Sharmel Teague has been arrested. Police were looking for her husband and son.
No information has been released about the daughter, who has not been charged in the shooting.
"It is important that the governor’s order be respected and adhered to, and for someone to lose their life over it is beyond comprehension," Leyton said earlier Monday in a statement.
On Thursday, gun-carrying protesters and other demonstrators rallied inside the state Capitol, calling for coronavirus-related restrictions to be lifted. Some protesters with guns — which are allowed in the statehouse — went to the Senate gallery. Some senators wore bulletproof vests.
As of Monday, Michigan has reported 43,754 confirmed COVID-19 virus cases and 4,049 deaths due to complications from the disease.
"The hostile tone that we have seen in recent days on television and in social media can permeate our society in ways we sometimes don’t fully realize or anticipate," Leyton told reporters Monday. "Decisions like staying home when we can, wearing a mask when going to the store and staying a safe distance from those around us — these should not be political arguments. They don’t necessitate acts of defiance, and we simply cannot devolve into an us versus them mentality."
About 150 people attended a candlelight vigil Sunday night. On Monday, a makeshift memorial was started outside the Family Dollar.
Munerlyn’s mother, Bernadett, said she wants justice for her son.
"They didn’t have to take my baby and it wasn’t that serious," she said. "All you people just have to do is listen to the law, listen to the governor. Just stay home. If you don’t have to come out, then you wouldn’t need a mask unless you’re out getting groceries or necessities. All my baby was doing was his job working and doing his job."
Whitmer offered her condolences.
"It is incredibly sad that in this crisis that this life was lost," Whitmer told reporters Monday. "We are mindful of how important it is that people keep a level head, that we do the right things protecting ourselves and protecting others."
Williams reported from Detroit.
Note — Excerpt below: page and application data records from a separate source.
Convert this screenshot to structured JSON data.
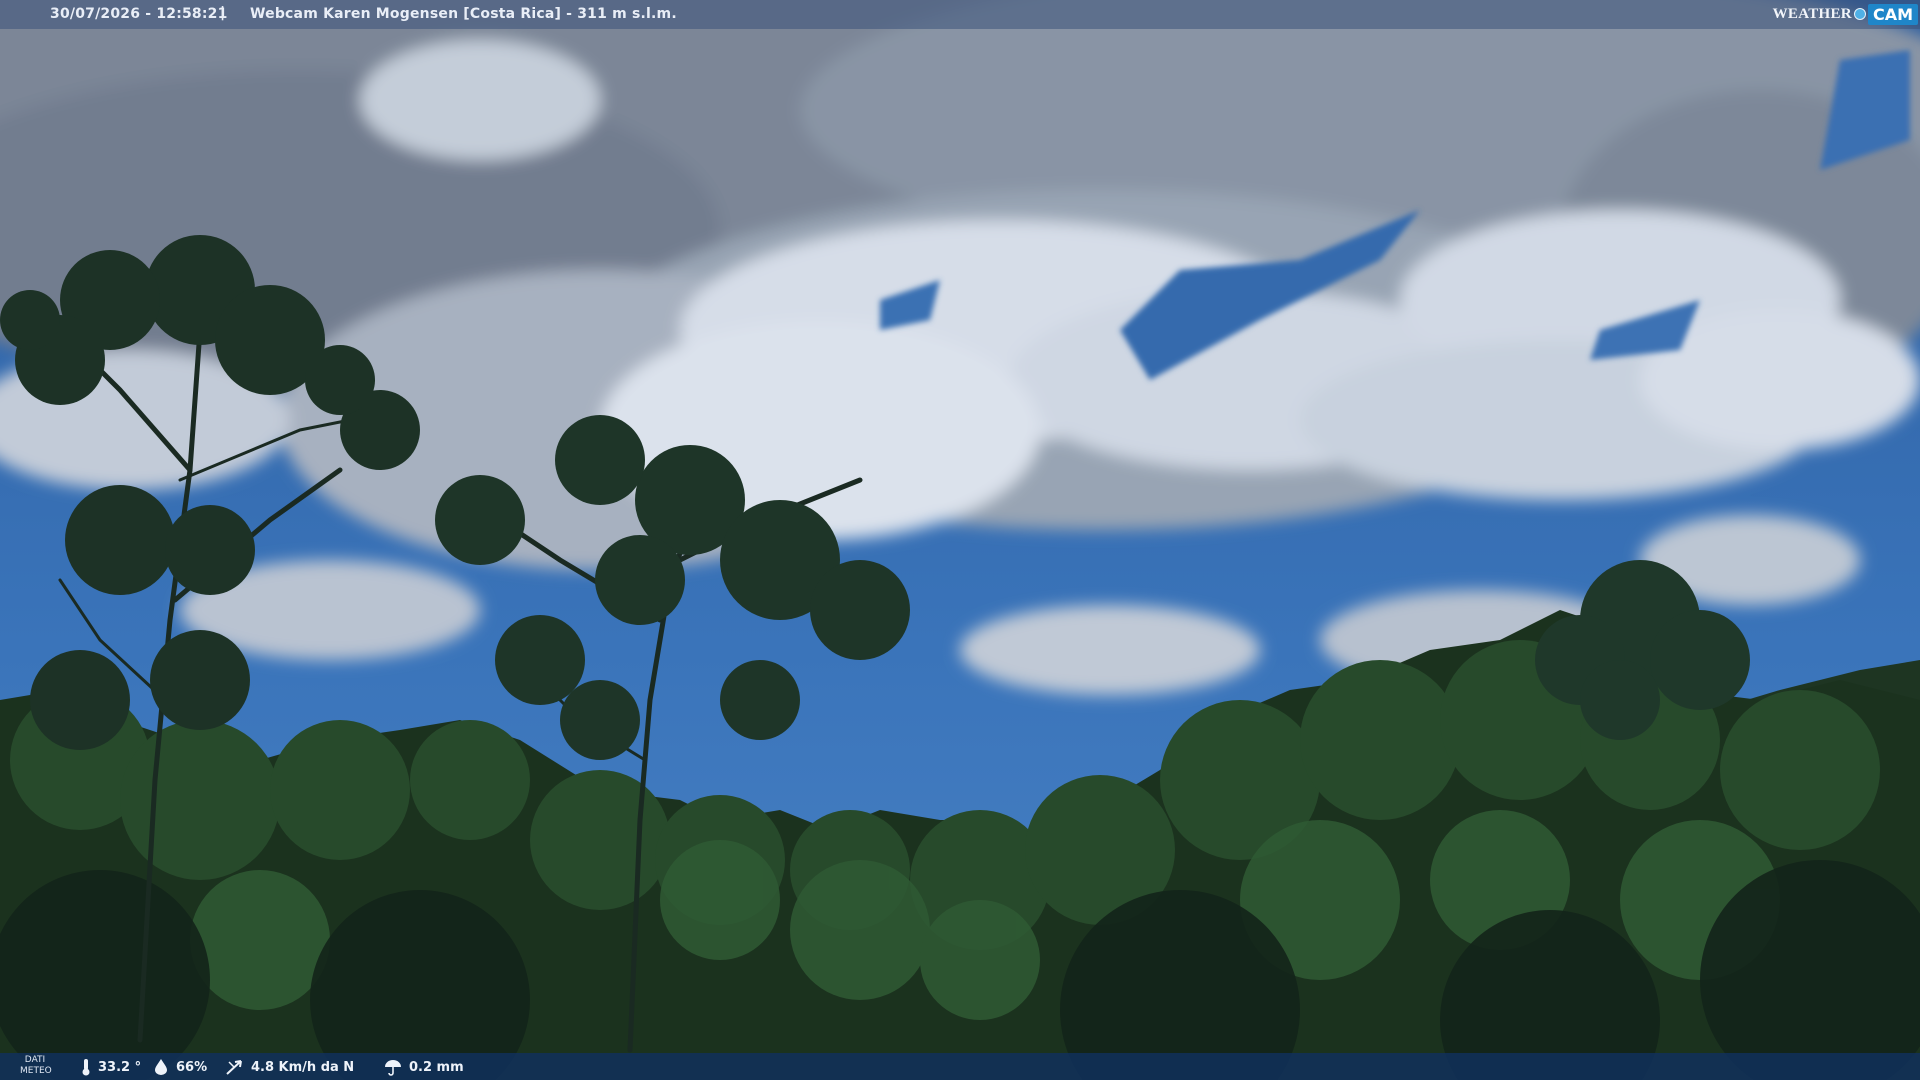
{
  "overlay": {
    "timestamp": "30/07/2026 - 12:58:21",
    "separator": "|",
    "title": "Webcam Karen Mogensen [Costa Rica] - 311 m s.l.m.",
    "logo": {
      "word": "WEATHER",
      "cam": "CAM"
    }
  },
  "weather_bar": {
    "label_line1": "DATI",
    "label_line2": "METEO",
    "temperature": "33.2 °",
    "humidity": "66%",
    "wind": "4.8 Km/h da N",
    "rain": "0.2 mm"
  },
  "colors": {
    "sky_top": "#2f63a6",
    "sky_bottom": "#3f79c0",
    "cloud_light": "#dfe6f0",
    "cloud_gray": "#7f8c9d",
    "forest_dark": "#14281a",
    "forest_mid": "#243f26"
  }
}
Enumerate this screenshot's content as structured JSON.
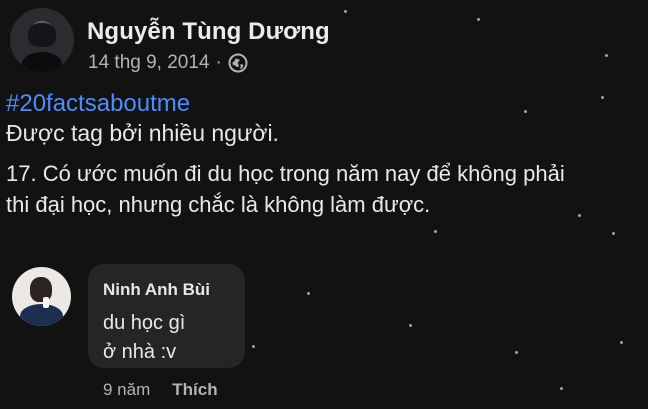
{
  "post": {
    "author_name": "Nguyễn Tùng Dương",
    "date": "14 thg 9, 2014",
    "separator": "·",
    "visibility_icon": "globe-icon",
    "more_icon": "more-icon",
    "hashtag": "#20factsaboutme",
    "tagged_text": "Được tag bởi nhiều người.",
    "body_text": "17. Có ước muốn đi du học trong năm nay để không phải\nthi đại học, nhưng chắc là không làm được."
  },
  "comment": {
    "name": "Ninh Anh Bùi",
    "lines": [
      "du học gì",
      "ở nhà :v"
    ],
    "time": "9 năm",
    "like_label": "Thích"
  },
  "colors": {
    "background": "#121213",
    "bubble": "#242526",
    "primary_text": "#e4e6eb",
    "secondary_text": "#b0b3b8",
    "hashtag": "#4b8dff"
  }
}
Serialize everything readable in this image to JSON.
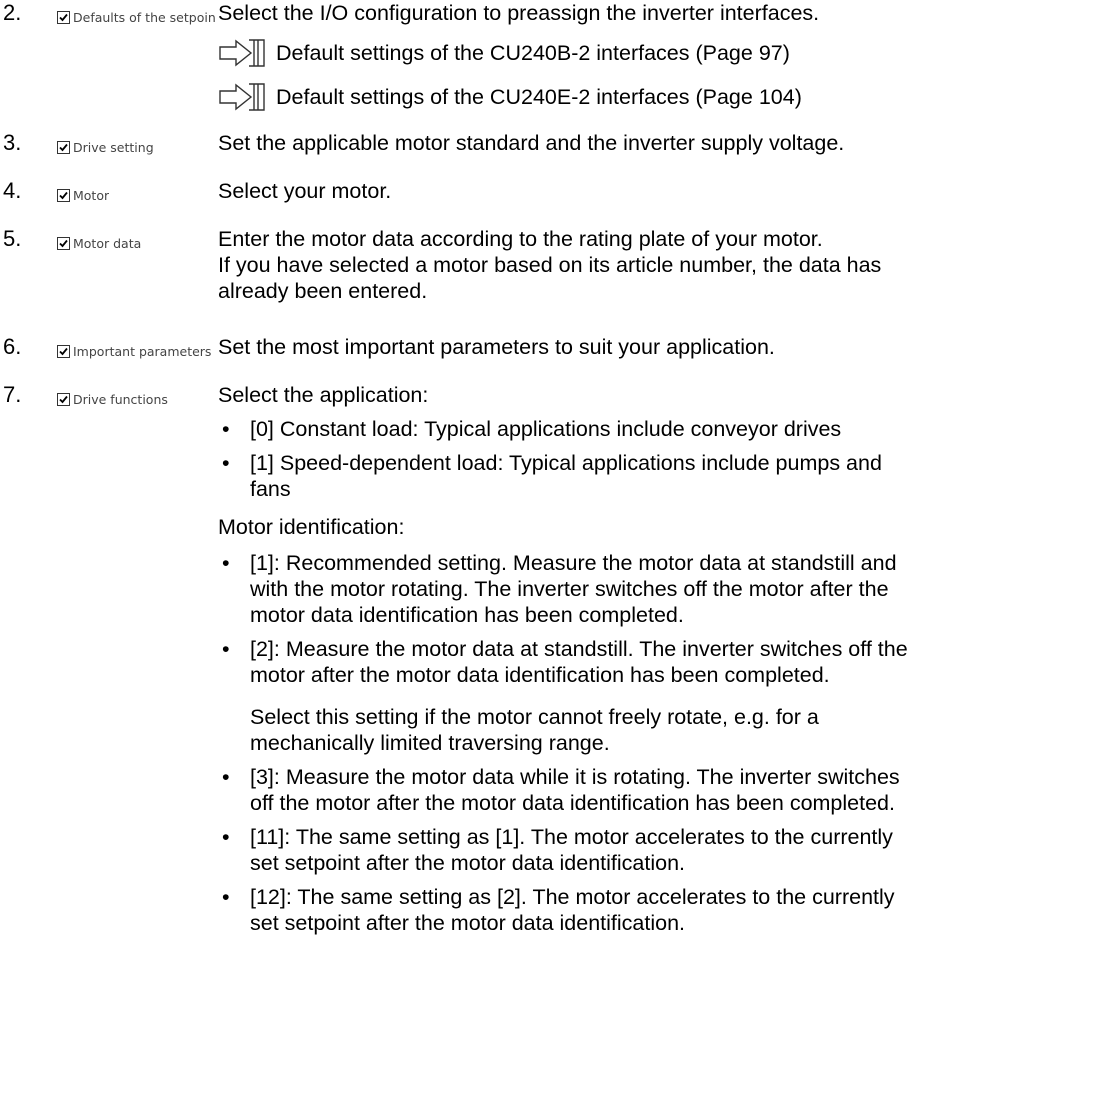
{
  "steps": [
    {
      "number": "2.",
      "checkbox_label": "Defaults of the setpoin",
      "text": "Select the I/O configuration to preassign the inverter interfaces.",
      "references": [
        "Default settings of the CU240B-2 interfaces (Page 97)",
        "Default settings of the CU240E-2 interfaces (Page 104)"
      ]
    },
    {
      "number": "3.",
      "checkbox_label": "Drive setting",
      "text": "Set the applicable motor standard and the inverter supply voltage."
    },
    {
      "number": "4.",
      "checkbox_label": "Motor",
      "text": "Select your motor."
    },
    {
      "number": "5.",
      "checkbox_label": "Motor data",
      "text_lines": [
        "Enter the motor data according to the rating plate of your motor.",
        "If you have selected a motor based on its article number, the data has already been entered."
      ]
    },
    {
      "number": "6.",
      "checkbox_label": "Important parameters",
      "text": "Set the most important parameters to suit your application."
    },
    {
      "number": "7.",
      "checkbox_label": "Drive functions",
      "application_heading": "Select the application:",
      "application_options": [
        "[0] Constant load: Typical applications include conveyor drives",
        "[1] Speed-dependent load: Typical applications include pumps and fans"
      ],
      "identification_heading": "Motor identification:",
      "identification_options": [
        "[1]: Recommended setting. Measure the motor data at standstill and with the motor rotating. The inverter switches off the motor after the motor data identification has been completed.",
        "[2]: Measure the motor data at standstill. The inverter switches off the motor after the motor data identification has been completed.",
        "[3]: Measure the motor data while it is rotating. The inverter switches off the motor after the motor data identification has been completed.",
        "[11]: The same setting as [1]. The motor accelerates to the currently set setpoint after the motor data identification.",
        "[12]: The same setting as [2]. The motor accelerates to the currently set setpoint after the motor data identification."
      ],
      "identification_note": "Select this setting if the motor cannot freely rotate, e.g. for a mechanically limited traversing range."
    }
  ],
  "icons": {
    "checkbox": "checkbox-checked-icon",
    "reference": "page-reference-arrow-icon"
  }
}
AP reporter David Eggert in Lansing contributed to this story.